It’s Food Allergy Awareness Week. Rachel Dawkins, M.D., from Johns Hopkins All Children’s Hospital, talks about food allergies in kids.
What are common foods kids are allergic to?
Any food can cause an allergic reaction but 90 percent of food allergies in kids are caused by just six common foods/food groups: milk, eggs, peanuts, tree nuts (like cashews, pistachios and almonds), soy and wheat. Adults are commonly allergic to four foods: peanuts, tree nuts, fish and shellfish.
Some kids will outgrow food allergies especially to milk and egg. Conversely, some children, especially those with severe food allergy or peanut allergy, will have to avoid the allergen for their entire lives.
What are the signs of severe food allergy?
Anaphylaxis is the most serious allergic reaction. It usually happens quickly and can be deadly. Signs to look for include lips and/or tongue swelling, throat tightness, shortness of breath, chest pain, abdominal cramps, itching, dizziness and/or the feeling of impending doom.
Anaphylaxis is the body’s immune system “overreacting” to something (an allergen) that should’ve been harmless.
What is the treatment?
Anaphylaxis is a medical emergency and requires immediate medical attention.
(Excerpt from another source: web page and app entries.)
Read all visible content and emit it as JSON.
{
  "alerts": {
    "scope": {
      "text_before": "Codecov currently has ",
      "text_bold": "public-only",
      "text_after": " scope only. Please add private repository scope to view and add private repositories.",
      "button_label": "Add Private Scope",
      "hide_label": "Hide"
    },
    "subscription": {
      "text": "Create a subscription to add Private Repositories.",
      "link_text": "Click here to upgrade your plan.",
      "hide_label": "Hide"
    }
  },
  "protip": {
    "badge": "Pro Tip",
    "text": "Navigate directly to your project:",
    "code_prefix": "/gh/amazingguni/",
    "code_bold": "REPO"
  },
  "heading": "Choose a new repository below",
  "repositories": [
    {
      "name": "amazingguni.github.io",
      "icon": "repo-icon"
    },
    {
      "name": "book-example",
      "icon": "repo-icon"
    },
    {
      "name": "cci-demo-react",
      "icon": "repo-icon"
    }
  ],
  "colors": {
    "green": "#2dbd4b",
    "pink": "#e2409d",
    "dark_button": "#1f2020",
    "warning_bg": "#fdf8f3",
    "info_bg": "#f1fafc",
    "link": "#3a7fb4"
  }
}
The main medication used to treat anaphylaxis is epinephrine (i.e. adrenaline). It is given via injection. There are a couple of auto-injectors that parents or children can carry in case of allergic reaction. One is called the Epi Pen and one is called Auvi-Q. It’s important that if your child is at risk for anaphylaxis that the epinephrine injector be with them at all times—at school, daycare or wherever the child may be. Don’t leave it at home because you won’t have it during an emergency situation.
If you or your child experience anaphylaxis and need to use epinephrine, make sure to call 911 and seek emergency medical attention.
Is there a current EpiPen shortage?
Recently, the Federal and Drug Administration warned of shortages of EpiPens in some areas across the United States. I have not heard about local pharmacies having short supplies of the medication.
The best bet is to check with your pharmacy if you are due for a refill of the medication and if it is not available, talk to your pediatrician about alternatives such as Auvi-Q or getting a vial of epinephrine.
This information was shared on WTVT-TV’s Doc on Call segment, which is aimed at helping parents learn more about children’s health issues. The segment airs each Monday morning on Good Day Tampa Bay.